Web hosting – if you’re a business or a blogger, you need it. Which company do you choose? Should you move from your present host? All big and important questions. This article is about my brief move (less than 2 weeks) over A2 Hosting.
I’ve been with HostGator since 2007. They have several tiers of service and the entry point can be very low (around $4/month initially). They are especially knowledgeable about WordPress (The CMS software I use), and they’ve been helpful every time I’ve contacted them, yet I decided to move when my rates when up 19% this year and they did not offer to decrease it when I called them on it. Instead, I got a lame answer from a tech who said “Well, we’ve hired a lot of people last year and we have to pay for them”. Now he wasn’t getting paid for wrangling calls like this, but I was still pretty miffed.
I looked around the web and read various articles and recommendations from people I respect. I spoke to someone very knowledgeable about web hosting and his summary was that they’re all pretty similar and with EIG having purchased both BlueHost and HostGator, there’s really not that big of a distinction between them for sure. I checked several people’s websites (who are in the WordPress world), so see what they recommended. I also read Kevin Hendrick’s excellent article on what to look for in webhosting. He goes over types of hosting, figuring out your needs, what features to look for in a web host and so much more.
So I narrowed it down to these hosting providers:
- Green Geeks
What Web Host To Choose?
I read up about each of them and in the end decided to go with A2 Hosting. It was on Dustin Hartzler’s Resource Page and I didn’t find out until just recently, that MaAnna Stephenson from BlogAid, formerly recommended them.
Since I’ve been around now a while, it was pretty easy for me to move my sites over to A2. I used a combination of the Duplicator plugin and the BackupBuddy plugin to move my site and two I’m hosting for friends and family.
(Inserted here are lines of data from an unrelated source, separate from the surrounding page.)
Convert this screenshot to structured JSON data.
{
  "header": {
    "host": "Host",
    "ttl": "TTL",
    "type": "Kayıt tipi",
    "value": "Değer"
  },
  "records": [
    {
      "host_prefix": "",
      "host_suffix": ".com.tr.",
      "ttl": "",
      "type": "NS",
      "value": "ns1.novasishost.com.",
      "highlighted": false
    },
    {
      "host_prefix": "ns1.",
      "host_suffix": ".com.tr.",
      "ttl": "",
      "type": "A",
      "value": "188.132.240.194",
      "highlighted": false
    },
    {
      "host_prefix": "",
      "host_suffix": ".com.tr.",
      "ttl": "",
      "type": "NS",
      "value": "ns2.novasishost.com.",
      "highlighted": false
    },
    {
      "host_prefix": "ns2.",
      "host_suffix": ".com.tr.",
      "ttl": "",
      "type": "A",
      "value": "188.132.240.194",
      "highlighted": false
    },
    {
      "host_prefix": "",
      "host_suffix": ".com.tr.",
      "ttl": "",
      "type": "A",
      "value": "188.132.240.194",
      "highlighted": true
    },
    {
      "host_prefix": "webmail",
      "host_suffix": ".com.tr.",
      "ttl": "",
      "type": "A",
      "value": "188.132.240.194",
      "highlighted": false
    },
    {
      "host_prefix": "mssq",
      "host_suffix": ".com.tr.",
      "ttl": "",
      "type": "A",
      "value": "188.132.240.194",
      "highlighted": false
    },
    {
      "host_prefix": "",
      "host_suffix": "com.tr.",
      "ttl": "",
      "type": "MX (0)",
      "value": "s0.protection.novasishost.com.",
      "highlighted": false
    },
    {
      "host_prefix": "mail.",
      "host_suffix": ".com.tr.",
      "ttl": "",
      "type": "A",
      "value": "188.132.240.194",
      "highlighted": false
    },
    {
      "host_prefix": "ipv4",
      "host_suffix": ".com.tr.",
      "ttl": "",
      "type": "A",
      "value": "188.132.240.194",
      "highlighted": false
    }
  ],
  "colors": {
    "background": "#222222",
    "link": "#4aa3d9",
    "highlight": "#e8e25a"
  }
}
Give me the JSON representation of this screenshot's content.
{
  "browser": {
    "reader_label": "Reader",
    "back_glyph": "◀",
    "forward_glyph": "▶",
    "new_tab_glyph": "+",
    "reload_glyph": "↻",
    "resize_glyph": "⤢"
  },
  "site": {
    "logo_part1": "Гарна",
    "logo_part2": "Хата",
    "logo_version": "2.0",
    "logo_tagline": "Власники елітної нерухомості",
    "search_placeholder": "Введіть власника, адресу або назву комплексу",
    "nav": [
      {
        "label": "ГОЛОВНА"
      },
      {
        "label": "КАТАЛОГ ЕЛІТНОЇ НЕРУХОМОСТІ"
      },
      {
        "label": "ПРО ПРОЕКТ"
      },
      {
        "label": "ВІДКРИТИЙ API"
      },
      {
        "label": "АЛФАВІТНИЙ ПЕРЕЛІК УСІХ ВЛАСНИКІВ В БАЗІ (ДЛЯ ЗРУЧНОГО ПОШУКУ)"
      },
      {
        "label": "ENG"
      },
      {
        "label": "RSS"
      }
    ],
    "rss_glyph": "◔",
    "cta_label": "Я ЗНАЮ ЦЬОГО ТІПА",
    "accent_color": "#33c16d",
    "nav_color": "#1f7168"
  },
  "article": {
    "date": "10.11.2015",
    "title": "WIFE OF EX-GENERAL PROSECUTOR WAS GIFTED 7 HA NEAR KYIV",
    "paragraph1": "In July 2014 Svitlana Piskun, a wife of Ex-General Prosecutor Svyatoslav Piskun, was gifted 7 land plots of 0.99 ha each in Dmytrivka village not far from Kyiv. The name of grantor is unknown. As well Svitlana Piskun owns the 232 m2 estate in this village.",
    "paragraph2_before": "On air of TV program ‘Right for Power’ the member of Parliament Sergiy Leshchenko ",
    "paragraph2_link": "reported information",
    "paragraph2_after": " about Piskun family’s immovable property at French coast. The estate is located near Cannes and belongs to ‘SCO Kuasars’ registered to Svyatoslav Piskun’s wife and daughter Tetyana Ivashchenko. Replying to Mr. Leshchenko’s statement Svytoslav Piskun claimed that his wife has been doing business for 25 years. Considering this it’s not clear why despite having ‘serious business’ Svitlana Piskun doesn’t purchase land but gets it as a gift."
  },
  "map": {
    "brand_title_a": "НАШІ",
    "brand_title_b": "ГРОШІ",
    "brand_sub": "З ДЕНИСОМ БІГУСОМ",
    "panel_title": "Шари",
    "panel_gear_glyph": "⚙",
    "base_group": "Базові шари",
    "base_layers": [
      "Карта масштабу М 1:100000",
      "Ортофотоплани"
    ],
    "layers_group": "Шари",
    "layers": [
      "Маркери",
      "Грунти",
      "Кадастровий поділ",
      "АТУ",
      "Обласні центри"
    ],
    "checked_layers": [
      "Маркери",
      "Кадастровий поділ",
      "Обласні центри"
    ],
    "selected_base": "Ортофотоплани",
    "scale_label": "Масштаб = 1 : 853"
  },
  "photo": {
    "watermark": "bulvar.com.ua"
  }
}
My site moved over with no issues and one of the others did too. I had a problem with the last site. Although all the steps went well with BackupBuddy, the site would never show up on-line. I had called A2 several times with my questions and discovered that if I created a ticket, I wouldn’t get a response from them. It was only if I called or did a chat that I ever got my questions answered. There were quite a few support calls too, so I don’t think it was something that slipped through the cracks. (Strike One against A2.)
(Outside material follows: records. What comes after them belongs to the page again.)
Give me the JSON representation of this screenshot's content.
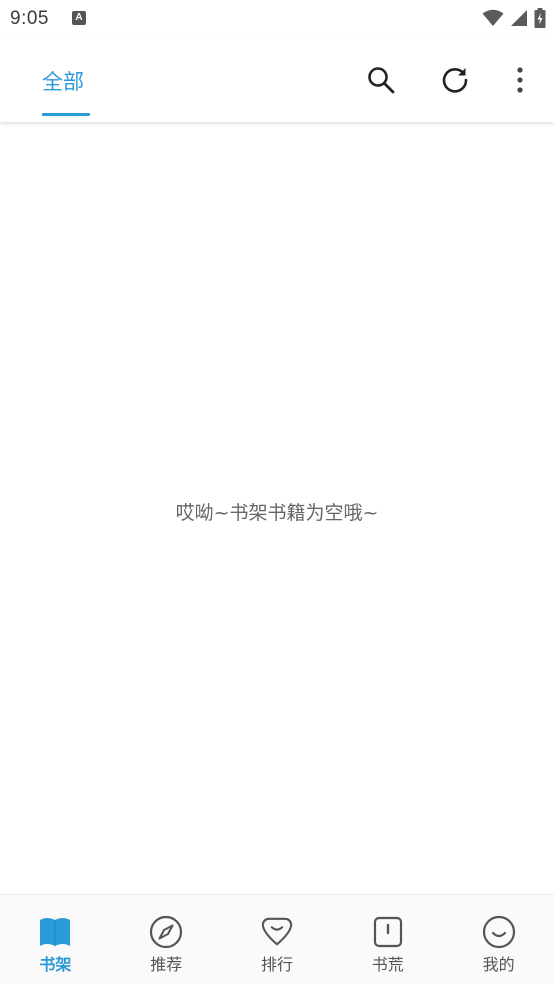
{
  "status_bar": {
    "time": "9:05",
    "notification_icon": "A"
  },
  "top_bar": {
    "tab_label": "全部",
    "icons": [
      "search-icon",
      "refresh-icon",
      "more-vert-icon"
    ]
  },
  "main": {
    "empty_message": "哎呦~书架书籍为空哦~"
  },
  "bottom_nav": {
    "items": [
      {
        "label": "书架",
        "icon": "book-icon",
        "active": true
      },
      {
        "label": "推荐",
        "icon": "compass-icon",
        "active": false
      },
      {
        "label": "排行",
        "icon": "heart-shield-icon",
        "active": false
      },
      {
        "label": "书荒",
        "icon": "notebook-icon",
        "active": false
      },
      {
        "label": "我的",
        "icon": "smile-icon",
        "active": false
      }
    ]
  },
  "colors": {
    "accent": "#2b9ad8",
    "text_gray": "#666666",
    "icon_gray": "#555555"
  }
}
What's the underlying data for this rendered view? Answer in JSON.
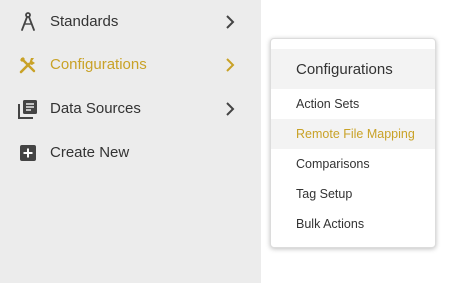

The response I got over the phone with the non-appearing site was that they just didn’t know why and then pretty much left it at that. Of course, that was unacceptable to me. Then on top of that, I got 2 emails from them early one Saturday morning saying they had found malware in my files and if I didn’t get them cleaned up in 48 hours, they would quarantine them and things may not work right. They did give me a list of the files in question (there were probably 20-30 of them).
My first thought was how could I have malware on this new host when the files had only been there 2 days? I’d updated themes and plugins before moving over, so it couldn’t have been that type of problem. Then I thought I must have the same malware over at HostGator. But when I logged in over there, none of those files were there.
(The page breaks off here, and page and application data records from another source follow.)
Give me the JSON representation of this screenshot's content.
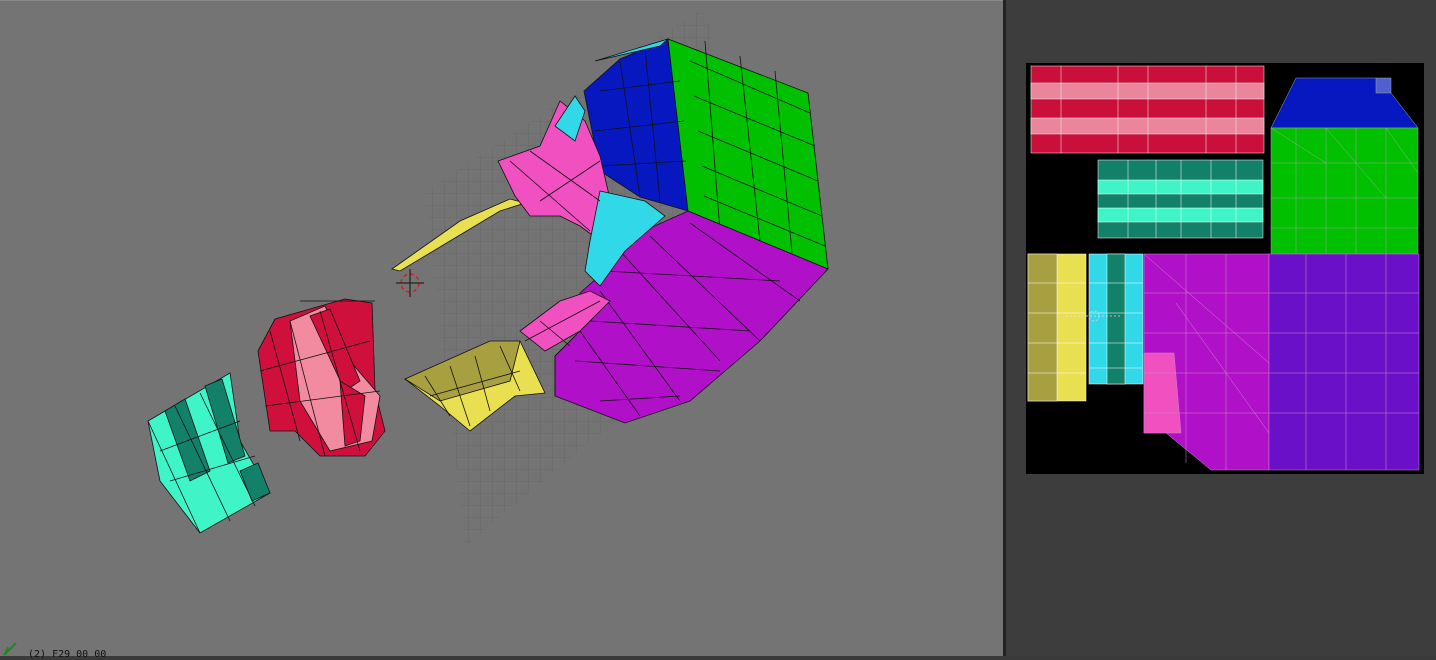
{
  "viewport": {
    "status_text": "(2) F29 00 00"
  },
  "uv_editor": {
    "islands": [
      "red-pink-stripes",
      "teal-stripes",
      "blue-cap",
      "green-side",
      "yellow-strip",
      "cyan-strip",
      "magenta-face",
      "purple-face"
    ]
  },
  "colors": {
    "viewport_bg": "#747474",
    "panel_bg": "#3d3d3d",
    "red": "#d0103c",
    "pink": "#f28aa0",
    "teal_dark": "#13806a",
    "teal_light": "#3ff5c8",
    "blue": "#0818c0",
    "green": "#00c000",
    "yellow": "#e8e050",
    "olive": "#a8a040",
    "cyan": "#30d8e8",
    "magenta": "#b010c8",
    "purple": "#6a10c8",
    "hot_pink": "#f050c0"
  },
  "icons": [
    "axis-gizmo-icon",
    "3d-cursor-icon",
    "uv-cursor-icon"
  ]
}
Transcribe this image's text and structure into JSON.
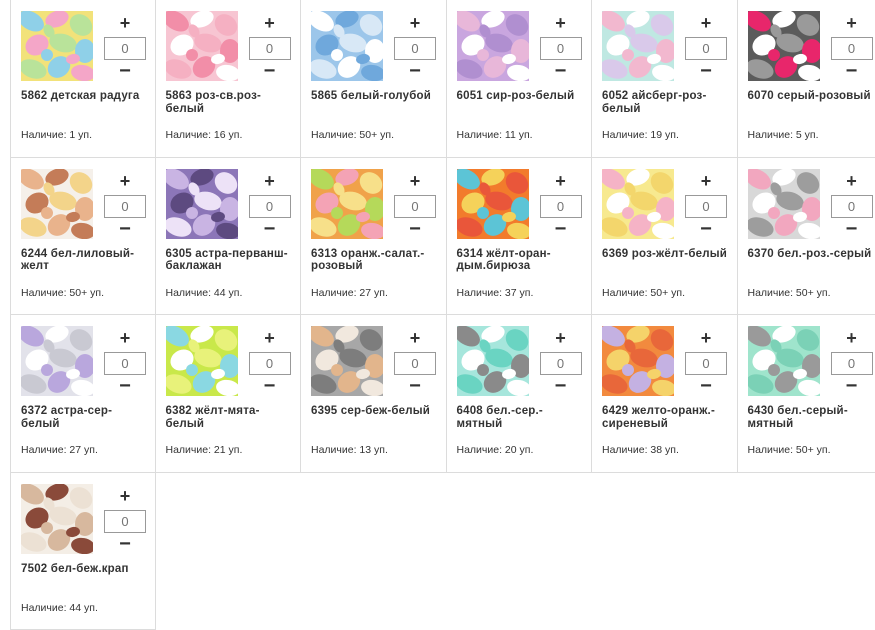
{
  "stock_label": "Наличие:",
  "qty_placeholder": "0",
  "plus_symbol": "+",
  "minus_symbol": "−",
  "products": [
    {
      "name": "5862 детская радуга",
      "stock": "1 уп.",
      "colors": [
        "#f2e27a",
        "#8fd0e8",
        "#f4a6c8",
        "#b9e39a"
      ]
    },
    {
      "name": "5863 роз-св.роз-белый",
      "stock": "16 уп.",
      "colors": [
        "#f7c5d2",
        "#f28ea8",
        "#ffffff",
        "#f5b0c2"
      ]
    },
    {
      "name": "5865 белый-голубой",
      "stock": "50+ уп.",
      "colors": [
        "#9cc6ea",
        "#ffffff",
        "#6fa8dc",
        "#d8e8f6"
      ]
    },
    {
      "name": "6051 сир-роз-белый",
      "stock": "11 уп.",
      "colors": [
        "#c9a6df",
        "#e8b7d9",
        "#ffffff",
        "#b08fd0"
      ]
    },
    {
      "name": "6052 айсберг-роз-белый",
      "stock": "19 уп.",
      "colors": [
        "#bfe8e2",
        "#f2b8cf",
        "#ffffff",
        "#d9c9ea"
      ]
    },
    {
      "name": "6070 серый-розовый",
      "stock": "5 уп.",
      "colors": [
        "#5b5b5b",
        "#e8266b",
        "#ffffff",
        "#9a9a9a"
      ]
    },
    {
      "name": "6244 бел-лиловый-желт",
      "stock": "50+ уп.",
      "colors": [
        "#f5f0ea",
        "#e9b38c",
        "#c47c58",
        "#f3d48a"
      ]
    },
    {
      "name": "6305 астра-перванш-баклажан",
      "stock": "44 уп.",
      "colors": [
        "#8c76b8",
        "#c9b4e3",
        "#5d4a80",
        "#ede2f7"
      ]
    },
    {
      "name": "6313 оранж.-салат.-розовый",
      "stock": "27 уп.",
      "colors": [
        "#f0a24a",
        "#b5d95a",
        "#f4a3b5",
        "#f7e08a"
      ]
    },
    {
      "name": "6314 жёлт-оран-дым.бирюза",
      "stock": "37 уп.",
      "colors": [
        "#f27b2c",
        "#5cc4d6",
        "#f5d25a",
        "#e9563a"
      ]
    },
    {
      "name": "6369 роз-жёлт-белый",
      "stock": "50+ уп.",
      "colors": [
        "#f7e98f",
        "#f5b3c6",
        "#ffffff",
        "#f3d66c"
      ]
    },
    {
      "name": "6370 бел.-роз.-серый",
      "stock": "50+ уп.",
      "colors": [
        "#d8d8d8",
        "#f2a7bf",
        "#ffffff",
        "#9d9d9d"
      ]
    },
    {
      "name": "6372 астра-сер-белый",
      "stock": "27 уп.",
      "colors": [
        "#e2e2ea",
        "#b9a7dd",
        "#ffffff",
        "#c9c9d2"
      ]
    },
    {
      "name": "6382 жёлт-мята-белый",
      "stock": "21 уп.",
      "colors": [
        "#c9e84a",
        "#8ad8e2",
        "#ffffff",
        "#e8f27a"
      ]
    },
    {
      "name": "6395 сер-беж-белый",
      "stock": "13 уп.",
      "colors": [
        "#a7a7a7",
        "#e2b58c",
        "#f1e8de",
        "#7d7d7d"
      ]
    },
    {
      "name": "6408 бел.-сер.-мятный",
      "stock": "20 уп.",
      "colors": [
        "#a6e6dc",
        "#8a8a8a",
        "#ffffff",
        "#6ad4c2"
      ]
    },
    {
      "name": "6429 желто-оранж.-сиреневый",
      "stock": "38 уп.",
      "colors": [
        "#f28a3e",
        "#c4b1e2",
        "#f5d36a",
        "#e8673a"
      ]
    },
    {
      "name": "6430 бел.-серый-мятный",
      "stock": "50+ уп.",
      "colors": [
        "#9fe4cc",
        "#9a9a9a",
        "#ffffff",
        "#7bd1b6"
      ]
    },
    {
      "name": "7502 бел-беж.крап",
      "stock": "44 уп.",
      "colors": [
        "#f4eee6",
        "#d7b89e",
        "#8a4a3a",
        "#ece1d4"
      ]
    }
  ]
}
What was I to think? One of my thoughts was perhaps A2 Hosting didn’t have very good safeguards in place to protect their clients – actually that was my main thought!
That was the last straw for me. (Strike 2 with A2.) I made the decision to stay over at HostGator. All three websites were still over there, so it was easy to go back. I deleted all the files and folders over at A2 and requested my full refund. They have a stated policy that you get a full refund within 30 days. There was no problem in getting it.
Web Hosting Takeaways
- Don’t close out your current hosting account until you’re sure everything is working well at the new host.
- Do your research on each company and make your decision based on the best knowledge you have – realizing that not everything always goes well – even after proper research.
- Check out each company’s refund policy and stay within those guidelines.
- Make sure you have good backups of your site. That means verify you have a good backup and know how to restore your backup (or have someone who can do it for you).
- Allow enough time for problems that may pop up – especially if you’re moving subdomains as I did.
I don’t blame Dustin or anyone for my troubles with A2 – the final decision was mine alone. People recommend hosting and other services in good faith and can not be held responsible for things that happen with companies. Since WordPress has gained in popularity, there’s been a corresponding increase in attacks to this software and that means attacking the hosting companies too.
Are you thinking of moving to a different host? Have you already had this experience? Leave your story in the comment section.